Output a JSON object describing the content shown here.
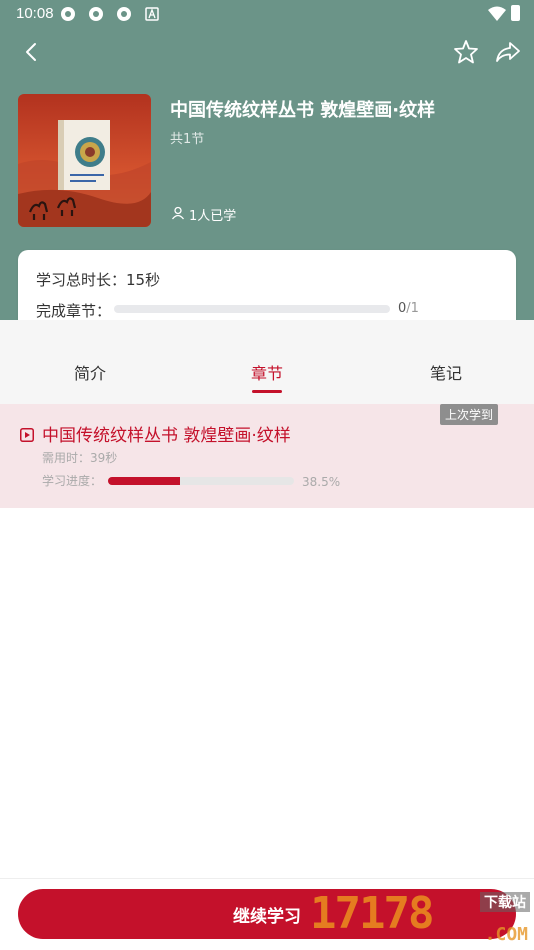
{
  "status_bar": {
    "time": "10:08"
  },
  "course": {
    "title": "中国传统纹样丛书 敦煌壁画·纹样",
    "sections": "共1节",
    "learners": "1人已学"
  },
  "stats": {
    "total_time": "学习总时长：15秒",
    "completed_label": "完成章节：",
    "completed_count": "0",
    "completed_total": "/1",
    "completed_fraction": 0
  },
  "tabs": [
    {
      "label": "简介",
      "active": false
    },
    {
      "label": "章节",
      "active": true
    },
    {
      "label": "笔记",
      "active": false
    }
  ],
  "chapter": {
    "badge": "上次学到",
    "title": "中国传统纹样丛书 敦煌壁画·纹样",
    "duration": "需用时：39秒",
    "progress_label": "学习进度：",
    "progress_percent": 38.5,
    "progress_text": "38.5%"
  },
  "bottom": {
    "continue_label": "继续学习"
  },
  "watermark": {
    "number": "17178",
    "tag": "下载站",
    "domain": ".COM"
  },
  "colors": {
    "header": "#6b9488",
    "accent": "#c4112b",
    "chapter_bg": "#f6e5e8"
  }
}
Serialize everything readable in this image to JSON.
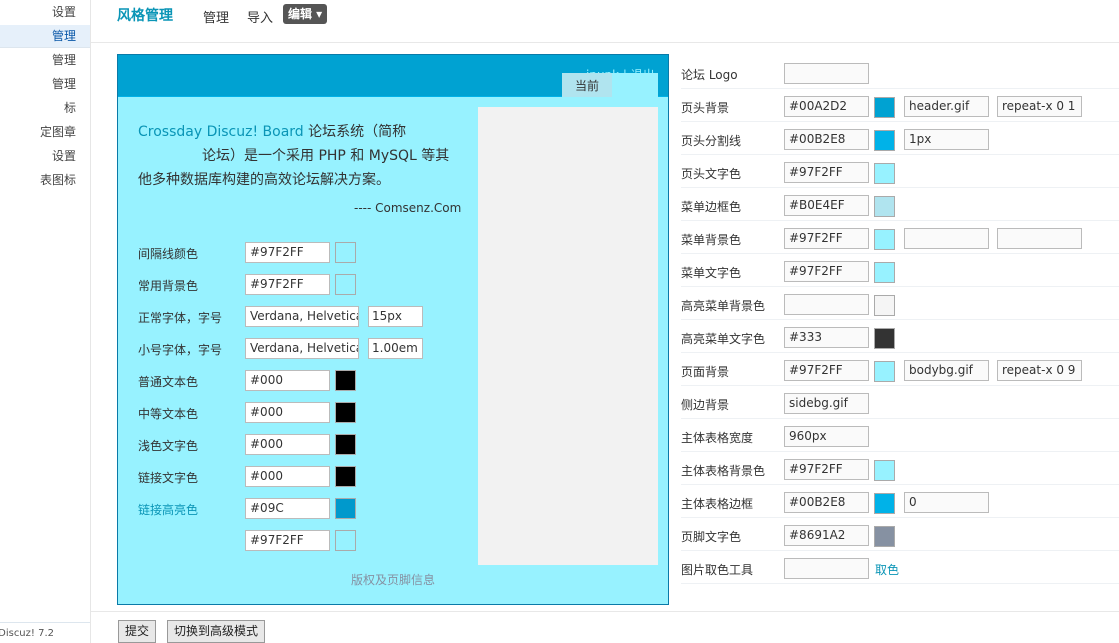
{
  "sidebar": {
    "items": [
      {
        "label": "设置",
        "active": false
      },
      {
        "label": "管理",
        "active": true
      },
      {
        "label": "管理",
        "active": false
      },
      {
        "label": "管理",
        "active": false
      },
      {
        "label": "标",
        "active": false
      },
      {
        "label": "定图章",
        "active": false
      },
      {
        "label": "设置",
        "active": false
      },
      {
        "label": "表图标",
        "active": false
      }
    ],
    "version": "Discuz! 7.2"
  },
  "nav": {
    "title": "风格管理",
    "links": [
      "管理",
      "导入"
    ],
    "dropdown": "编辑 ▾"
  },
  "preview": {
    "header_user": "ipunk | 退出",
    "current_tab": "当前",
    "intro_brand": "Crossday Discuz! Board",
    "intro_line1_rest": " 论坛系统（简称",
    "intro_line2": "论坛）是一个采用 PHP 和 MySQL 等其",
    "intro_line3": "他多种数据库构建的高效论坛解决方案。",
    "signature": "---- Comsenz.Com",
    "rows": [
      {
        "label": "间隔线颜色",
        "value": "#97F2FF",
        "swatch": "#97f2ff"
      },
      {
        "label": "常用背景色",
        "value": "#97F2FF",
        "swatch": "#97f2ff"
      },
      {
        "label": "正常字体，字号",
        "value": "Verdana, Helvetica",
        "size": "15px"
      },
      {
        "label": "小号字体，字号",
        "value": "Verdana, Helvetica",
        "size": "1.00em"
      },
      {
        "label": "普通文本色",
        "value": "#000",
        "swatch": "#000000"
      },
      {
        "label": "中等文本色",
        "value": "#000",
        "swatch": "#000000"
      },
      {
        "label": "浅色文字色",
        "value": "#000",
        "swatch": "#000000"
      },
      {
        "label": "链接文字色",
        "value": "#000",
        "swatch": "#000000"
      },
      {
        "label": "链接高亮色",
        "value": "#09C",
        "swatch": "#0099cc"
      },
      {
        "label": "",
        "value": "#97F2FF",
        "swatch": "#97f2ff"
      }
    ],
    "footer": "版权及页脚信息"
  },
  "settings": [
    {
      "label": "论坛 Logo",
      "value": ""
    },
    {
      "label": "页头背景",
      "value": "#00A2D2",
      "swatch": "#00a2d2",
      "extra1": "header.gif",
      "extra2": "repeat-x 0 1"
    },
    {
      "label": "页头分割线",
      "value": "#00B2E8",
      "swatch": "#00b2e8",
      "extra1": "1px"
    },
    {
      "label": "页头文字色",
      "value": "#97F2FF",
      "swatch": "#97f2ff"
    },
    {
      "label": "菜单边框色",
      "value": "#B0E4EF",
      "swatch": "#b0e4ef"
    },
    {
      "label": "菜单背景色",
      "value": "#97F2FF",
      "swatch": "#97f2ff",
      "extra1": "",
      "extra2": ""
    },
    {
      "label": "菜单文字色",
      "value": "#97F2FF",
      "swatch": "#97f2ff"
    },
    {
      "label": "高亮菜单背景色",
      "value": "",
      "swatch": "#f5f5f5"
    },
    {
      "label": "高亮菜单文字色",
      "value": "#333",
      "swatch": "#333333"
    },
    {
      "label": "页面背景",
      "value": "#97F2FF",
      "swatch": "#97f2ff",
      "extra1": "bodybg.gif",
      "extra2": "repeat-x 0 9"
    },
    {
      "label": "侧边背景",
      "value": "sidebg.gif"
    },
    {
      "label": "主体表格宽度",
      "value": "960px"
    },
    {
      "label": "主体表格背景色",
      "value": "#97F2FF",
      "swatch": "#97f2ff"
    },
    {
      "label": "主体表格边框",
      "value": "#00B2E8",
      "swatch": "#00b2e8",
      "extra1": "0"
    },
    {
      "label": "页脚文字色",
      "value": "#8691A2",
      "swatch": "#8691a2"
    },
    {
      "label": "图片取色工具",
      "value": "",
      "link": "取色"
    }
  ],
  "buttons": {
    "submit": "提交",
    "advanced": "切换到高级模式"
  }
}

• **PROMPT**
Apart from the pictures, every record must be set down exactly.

• **ANSWER TO THIS EXERCISE**
Output a JSON object describing the content shown here.
{
  "status_bar": {
    "time": "10:08"
  },
  "course": {
    "title": "中国传统纹样丛书 敦煌壁画·纹样",
    "sections": "共1节",
    "learners": "1人已学"
  },
  "stats": {
    "total_time": "学习总时长：15秒",
    "completed_label": "完成章节：",
    "completed_count": "0",
    "completed_total": "/1",
    "completed_fraction": 0
  },
  "tabs": [
    {
      "label": "简介",
      "active": false
    },
    {
      "label": "章节",
      "active": true
    },
    {
      "label": "笔记",
      "active": false
    }
  ],
  "chapter": {
    "badge": "上次学到",
    "title": "中国传统纹样丛书 敦煌壁画·纹样",
    "duration": "需用时：39秒",
    "progress_label": "学习进度：",
    "progress_percent": 38.5,
    "progress_text": "38.5%"
  },
  "bottom": {
    "continue_label": "继续学习"
  },
  "watermark": {
    "number": "17178",
    "tag": "下载站",
    "domain": ".COM"
  },
  "colors": {
    "header": "#6b9488",
    "accent": "#c4112b",
    "chapter_bg": "#f6e5e8"
  }
}
Serialize everything readable in this image to JSON.
{
  "sidebar": {
    "items": [
      {
        "label": "设置",
        "active": false
      },
      {
        "label": "管理",
        "active": true
      },
      {
        "label": "管理",
        "active": false
      },
      {
        "label": "管理",
        "active": false
      },
      {
        "label": "标",
        "active": false
      },
      {
        "label": "定图章",
        "active": false
      },
      {
        "label": "设置",
        "active": false
      },
      {
        "label": "表图标",
        "active": false
      }
    ],
    "version": "Discuz! 7.2"
  },
  "nav": {
    "title": "风格管理",
    "links": [
      "管理",
      "导入"
    ],
    "dropdown": "编辑 ▾"
  },
  "preview": {
    "header_user": "ipunk | 退出",
    "current_tab": "当前",
    "intro_brand": "Crossday Discuz! Board",
    "intro_line1_rest": " 论坛系统（简称",
    "intro_line2": "论坛）是一个采用 PHP 和 MySQL 等其",
    "intro_line3": "他多种数据库构建的高效论坛解决方案。",
    "signature": "---- Comsenz.Com",
    "rows": [
      {
        "label": "间隔线颜色",
        "value": "#97F2FF",
        "swatch": "#97f2ff"
      },
      {
        "label": "常用背景色",
        "value": "#97F2FF",
        "swatch": "#97f2ff"
      },
      {
        "label": "正常字体，字号",
        "value": "Verdana, Helvetica",
        "size": "15px"
      },
      {
        "label": "小号字体，字号",
        "value": "Verdana, Helvetica",
        "size": "1.00em"
      },
      {
        "label": "普通文本色",
        "value": "#000",
        "swatch": "#000000"
      },
      {
        "label": "中等文本色",
        "value": "#000",
        "swatch": "#000000"
      },
      {
        "label": "浅色文字色",
        "value": "#000",
        "swatch": "#000000"
      },
      {
        "label": "链接文字色",
        "value": "#000",
        "swatch": "#000000"
      },
      {
        "label": "链接高亮色",
        "value": "#09C",
        "swatch": "#0099cc"
      },
      {
        "label": "",
        "value": "#97F2FF",
        "swatch": "#97f2ff"
      }
    ],
    "footer": "版权及页脚信息"
  },
  "settings": [
    {
      "label": "论坛 Logo",
      "value": ""
    },
    {
      "label": "页头背景",
      "value": "#00A2D2",
      "swatch": "#00a2d2",
      "extra1": "header.gif",
      "extra2": "repeat-x 0 1"
    },
    {
      "label": "页头分割线",
      "value": "#00B2E8",
      "swatch": "#00b2e8",
      "extra1": "1px"
    },
    {
      "label": "页头文字色",
      "value": "#97F2FF",
      "swatch": "#97f2ff"
    },
    {
      "label": "菜单边框色",
      "value": "#B0E4EF",
      "swatch": "#b0e4ef"
    },
    {
      "label": "菜单背景色",
      "value": "#97F2FF",
      "swatch": "#97f2ff",
      "extra1": "",
      "extra2": ""
    },
    {
      "label": "菜单文字色",
      "value": "#97F2FF",
      "swatch": "#97f2ff"
    },
    {
      "label": "高亮菜单背景色",
      "value": "",
      "swatch": "#f5f5f5"
    },
    {
      "label": "高亮菜单文字色",
      "value": "#333",
      "swatch": "#333333"
    },
    {
      "label": "页面背景",
      "value": "#97F2FF",
      "swatch": "#97f2ff",
      "extra1": "bodybg.gif",
      "extra2": "repeat-x 0 9"
    },
    {
      "label": "侧边背景",
      "value": "sidebg.gif"
    },
    {
      "label": "主体表格宽度",
      "value": "960px"
    },
    {
      "label": "主体表格背景色",
      "value": "#97F2FF",
      "swatch": "#97f2ff"
    },
    {
      "label": "主体表格边框",
      "value": "#00B2E8",
      "swatch": "#00b2e8",
      "extra1": "0"
    },
    {
      "label": "页脚文字色",
      "value": "#8691A2",
      "swatch": "#8691a2"
    },
    {
      "label": "图片取色工具",
      "value": "",
      "link": "取色"
    }
  ],
  "buttons": {
    "submit": "提交",
    "advanced": "切换到高级模式"
  }
}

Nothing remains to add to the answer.